■ **TASK REQUIREMENTS**:
Look through the entries below, please, and copy every line with the word "topics".

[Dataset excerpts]
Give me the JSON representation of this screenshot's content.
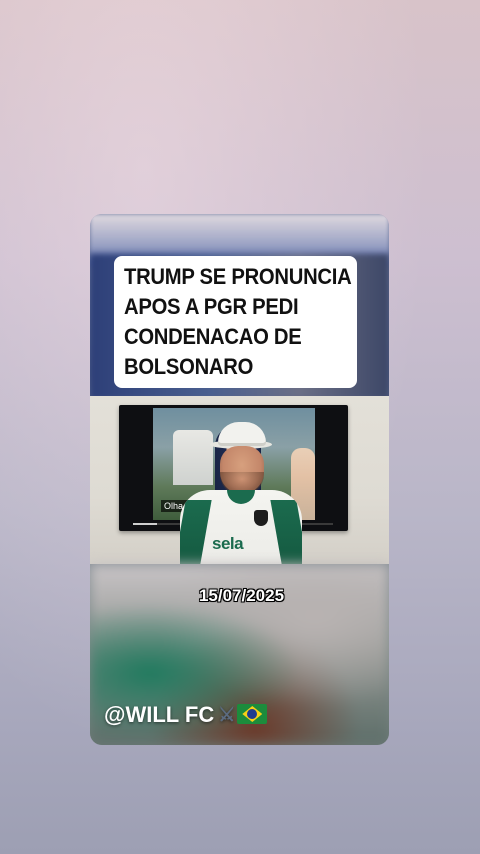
{
  "headline": {
    "lines": [
      "TRUMP SE PRONUNCIA",
      "APOS A PGR PEDI",
      "CONDENACAO DE",
      "BOLSONARO"
    ]
  },
  "video": {
    "tv_subtitle": "Olha, o p...                 ...am",
    "tv_progress": 0.12,
    "shirt_brand": "sela"
  },
  "date_label": "15/07/2025",
  "watermark": {
    "handle": "@WILL FC",
    "swords_icon": "⚔",
    "flag_icon": "brazil-flag"
  },
  "colors": {
    "headline_bg": "#ffffff",
    "text_white": "#ffffff",
    "jersey_green": "#1b6b4e"
  }
}
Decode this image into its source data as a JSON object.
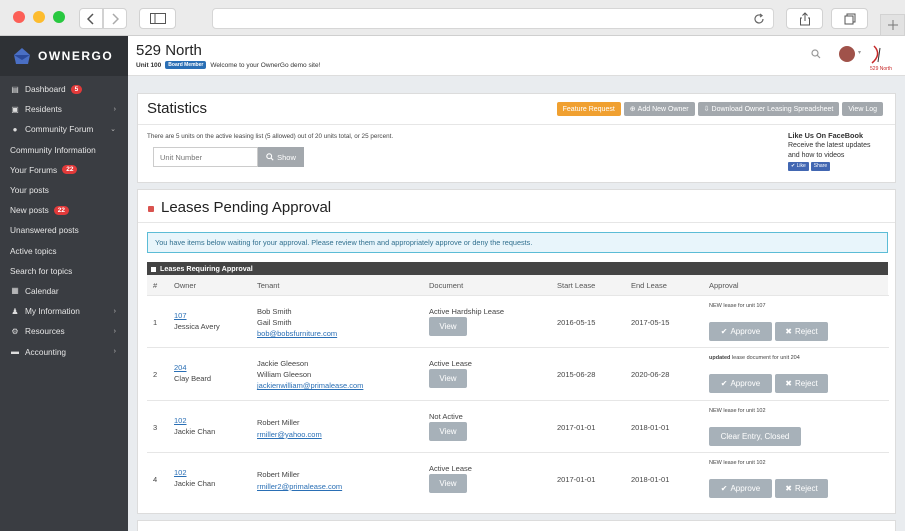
{
  "brand": {
    "name": "OWNERGO"
  },
  "header": {
    "title": "529 North",
    "unit": "Unit 100",
    "role_badge": "Board Member",
    "welcome": "Welcome to your OwnerGo demo site!",
    "logo_text": "529 North"
  },
  "sidebar": {
    "items": [
      {
        "label": "Dashboard",
        "icon": "dashboard-icon",
        "badge": "5"
      },
      {
        "label": "Residents",
        "icon": "residents-icon",
        "caret": "›"
      },
      {
        "label": "Community Forum",
        "icon": "forum-icon",
        "caret": "⌄"
      },
      {
        "label": "Community Information"
      },
      {
        "label": "Your Forums",
        "badge": "22"
      },
      {
        "label": "Your posts"
      },
      {
        "label": "New posts",
        "badge": "22"
      },
      {
        "label": "Unanswered posts"
      },
      {
        "label": "Active topics"
      },
      {
        "label": "Search for topics"
      },
      {
        "label": "Calendar",
        "icon": "calendar-icon"
      },
      {
        "label": "My Information",
        "icon": "user-icon",
        "caret": "›"
      },
      {
        "label": "Resources",
        "icon": "resources-icon",
        "caret": "›"
      },
      {
        "label": "Accounting",
        "icon": "accounting-icon",
        "caret": "›"
      }
    ]
  },
  "stats": {
    "title": "Statistics",
    "btn_feature": "Feature Request",
    "btn_add_owner": "Add New Owner",
    "btn_download": "Download Owner Leasing Spreadsheet",
    "btn_viewlog": "View Log",
    "summary": "There are 5 units on the active leasing list (5 allowed) out of 20 units total, or 25 percent.",
    "unit_placeholder": "Unit Number",
    "show_btn": "Show",
    "fb_title": "Like Us On FaceBook",
    "fb_text1": "Receive the latest updates",
    "fb_text2": "and how to videos",
    "fb_like": "Like",
    "fb_share": "Share"
  },
  "leases": {
    "title": "Leases Pending Approval",
    "notice": "You have items below waiting for your approval. Please review them and appropriately approve or deny the requests.",
    "table_title": "Leases Requiring Approval",
    "columns": [
      "#",
      "Owner",
      "Tenant",
      "Document",
      "Start Lease",
      "End Lease",
      "Approval"
    ],
    "rows": [
      {
        "num": "1",
        "unit": "107",
        "owner": "Jessica Avery",
        "tenant1": "Bob Smith",
        "tenant2": "Gail Smith",
        "email": "bob@bobsfurniture.com",
        "doc": "Active Hardship Lease",
        "view": "View",
        "start": "2016-05-15",
        "end": "2017-05-15",
        "note_strong": "",
        "note": "NEW lease for unit 107",
        "approve": "Approve",
        "reject": "Reject"
      },
      {
        "num": "2",
        "unit": "204",
        "owner": "Clay Beard",
        "tenant1": "Jackie Gleeson",
        "tenant2": "William Gleeson",
        "email": "jackienwilliam@primalease.com",
        "doc": "Active Lease",
        "view": "View",
        "start": "2015-06-28",
        "end": "2020-06-28",
        "note_strong": "updated",
        "note": " lease document for unit 204",
        "approve": "Approve",
        "reject": "Reject"
      },
      {
        "num": "3",
        "unit": "102",
        "owner": "Jackie Chan",
        "tenant1": "Robert Miller",
        "tenant2": "",
        "email": "rmiller@yahoo.com",
        "doc": "Not Active",
        "view": "View",
        "start": "2017-01-01",
        "end": "2018-01-01",
        "note_strong": "",
        "note": "NEW lease for unit 102",
        "clear": "Clear Entry, Closed"
      },
      {
        "num": "4",
        "unit": "102",
        "owner": "Jackie Chan",
        "tenant1": "Robert Miller",
        "tenant2": "",
        "email": "rmiller2@primalease.com",
        "doc": "Active Lease",
        "view": "View",
        "start": "2017-01-01",
        "end": "2018-01-01",
        "note_strong": "",
        "note": "NEW lease for unit 102",
        "approve": "Approve",
        "reject": "Reject"
      }
    ]
  },
  "colors": {
    "sidebar": "#3a3d42",
    "accent": "#f0a030",
    "badge": "#e23a3a",
    "link": "#2a6fb5"
  }
}
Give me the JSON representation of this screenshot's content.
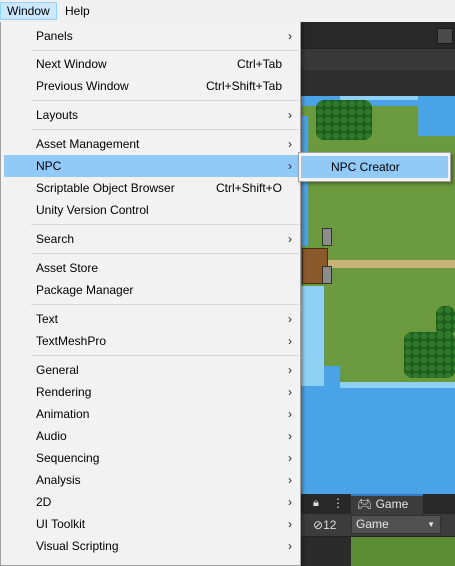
{
  "menubar": {
    "items": [
      {
        "label": "Window"
      },
      {
        "label": "Help"
      }
    ]
  },
  "menu": {
    "items": [
      {
        "label": "Panels",
        "shortcut": "",
        "submenu": true
      },
      {
        "label": "Next Window",
        "shortcut": "Ctrl+Tab",
        "submenu": false
      },
      {
        "label": "Previous Window",
        "shortcut": "Ctrl+Shift+Tab",
        "submenu": false
      },
      {
        "label": "Layouts",
        "shortcut": "",
        "submenu": true
      },
      {
        "label": "Asset Management",
        "shortcut": "",
        "submenu": true
      },
      {
        "label": "NPC",
        "shortcut": "",
        "submenu": true
      },
      {
        "label": "Scriptable Object Browser",
        "shortcut": "Ctrl+Shift+O",
        "submenu": false
      },
      {
        "label": "Unity Version Control",
        "shortcut": "",
        "submenu": false
      },
      {
        "label": "Search",
        "shortcut": "",
        "submenu": true
      },
      {
        "label": "Asset Store",
        "shortcut": "",
        "submenu": false
      },
      {
        "label": "Package Manager",
        "shortcut": "",
        "submenu": false
      },
      {
        "label": "Text",
        "shortcut": "",
        "submenu": true
      },
      {
        "label": "TextMeshPro",
        "shortcut": "",
        "submenu": true
      },
      {
        "label": "General",
        "shortcut": "",
        "submenu": true
      },
      {
        "label": "Rendering",
        "shortcut": "",
        "submenu": true
      },
      {
        "label": "Animation",
        "shortcut": "",
        "submenu": true
      },
      {
        "label": "Audio",
        "shortcut": "",
        "submenu": true
      },
      {
        "label": "Sequencing",
        "shortcut": "",
        "submenu": true
      },
      {
        "label": "Analysis",
        "shortcut": "",
        "submenu": true
      },
      {
        "label": "2D",
        "shortcut": "",
        "submenu": true
      },
      {
        "label": "UI Toolkit",
        "shortcut": "",
        "submenu": true
      },
      {
        "label": "Visual Scripting",
        "shortcut": "",
        "submenu": true
      }
    ],
    "chevron_icon": "chevron-right-icon",
    "highlight_color": "#91c9f7"
  },
  "submenu": {
    "items": [
      {
        "label": "NPC Creator"
      }
    ]
  },
  "editor": {
    "game_tab_label": "Game",
    "game_dropdown_value": "Game",
    "hidden_count": "12"
  }
}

■ **EXERCISE OUTPUT**:
        "label": "Active topics"
        "label": "Search for topics"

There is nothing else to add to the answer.